Husbands and Wives (1992). Maybe be it is about vows, about sneaking around and lying to our face and making us feel like used-up coffee grounds at the bottom of the White House trash. Woody Allen's least funny movie is that way on purpose -- it's also a chilling, profoundly depressing group photo of people who just can't live with each other any more. Sound familiar?
The Birds (1963). Bill McCollum seemed to think it was about the gulls rising up over Washington's 14th Street Bridge. About justice, rising up like a thing of Nature and, one imagines, pecking Bill Clinton over and over again until he just can't show his face in town anymore.
Nixon (1995). Or maybe it's about the honor -- or "honor" -- of politicians. Bob Barr talked about opportunities -- to do the right thing, to tell the truth, to just plain quit -- that Big Bad Bill always turned down. But remember, Bob, this is Hollywood, even if it's Washington: If Clinton had ever told the truth, America wouldn't even know what you guys look like.

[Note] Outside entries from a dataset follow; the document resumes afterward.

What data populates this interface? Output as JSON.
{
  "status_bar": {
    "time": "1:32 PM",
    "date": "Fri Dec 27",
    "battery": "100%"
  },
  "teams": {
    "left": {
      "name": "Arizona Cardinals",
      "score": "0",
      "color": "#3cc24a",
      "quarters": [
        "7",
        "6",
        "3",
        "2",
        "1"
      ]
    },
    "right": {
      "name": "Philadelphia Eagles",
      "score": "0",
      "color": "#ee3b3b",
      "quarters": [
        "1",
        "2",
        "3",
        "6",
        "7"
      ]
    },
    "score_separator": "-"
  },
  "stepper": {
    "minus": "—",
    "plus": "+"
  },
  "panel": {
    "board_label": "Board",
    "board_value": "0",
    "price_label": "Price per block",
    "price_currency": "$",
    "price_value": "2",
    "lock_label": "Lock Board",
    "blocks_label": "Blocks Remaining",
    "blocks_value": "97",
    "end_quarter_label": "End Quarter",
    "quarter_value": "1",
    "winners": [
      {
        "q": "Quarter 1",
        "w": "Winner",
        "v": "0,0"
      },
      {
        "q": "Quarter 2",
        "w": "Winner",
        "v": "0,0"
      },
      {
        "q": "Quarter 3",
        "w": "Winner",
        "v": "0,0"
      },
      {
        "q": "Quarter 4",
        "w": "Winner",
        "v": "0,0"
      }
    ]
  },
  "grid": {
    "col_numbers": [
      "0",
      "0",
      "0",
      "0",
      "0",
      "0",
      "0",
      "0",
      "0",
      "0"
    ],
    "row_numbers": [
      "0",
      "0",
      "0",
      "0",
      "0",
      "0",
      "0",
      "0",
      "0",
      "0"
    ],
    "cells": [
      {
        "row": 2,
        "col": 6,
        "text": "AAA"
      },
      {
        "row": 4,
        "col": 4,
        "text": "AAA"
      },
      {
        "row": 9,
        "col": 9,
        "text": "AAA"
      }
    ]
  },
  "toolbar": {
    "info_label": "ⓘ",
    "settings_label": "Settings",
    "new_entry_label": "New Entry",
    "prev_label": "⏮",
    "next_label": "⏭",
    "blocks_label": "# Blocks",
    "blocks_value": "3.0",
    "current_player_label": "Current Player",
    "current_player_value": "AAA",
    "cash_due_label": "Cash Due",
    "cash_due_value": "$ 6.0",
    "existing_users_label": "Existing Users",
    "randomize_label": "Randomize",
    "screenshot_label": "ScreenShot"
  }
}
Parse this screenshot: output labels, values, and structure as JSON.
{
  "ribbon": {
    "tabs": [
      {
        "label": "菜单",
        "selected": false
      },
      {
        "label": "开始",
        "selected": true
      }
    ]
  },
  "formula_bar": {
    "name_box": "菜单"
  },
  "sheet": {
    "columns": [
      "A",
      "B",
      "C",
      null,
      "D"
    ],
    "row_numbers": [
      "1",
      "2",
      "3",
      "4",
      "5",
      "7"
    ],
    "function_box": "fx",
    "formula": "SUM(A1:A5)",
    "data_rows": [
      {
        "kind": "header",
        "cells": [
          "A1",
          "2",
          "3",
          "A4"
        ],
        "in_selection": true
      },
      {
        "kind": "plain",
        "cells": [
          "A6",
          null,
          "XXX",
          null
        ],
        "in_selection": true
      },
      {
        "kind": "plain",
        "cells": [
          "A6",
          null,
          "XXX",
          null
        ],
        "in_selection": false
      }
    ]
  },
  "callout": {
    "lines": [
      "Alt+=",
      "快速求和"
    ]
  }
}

The moral: There's entertainment value in everything. Halley's Comet is just a big ball of gas, belching its way across the sky. But when it comes around, we've all gotta watch.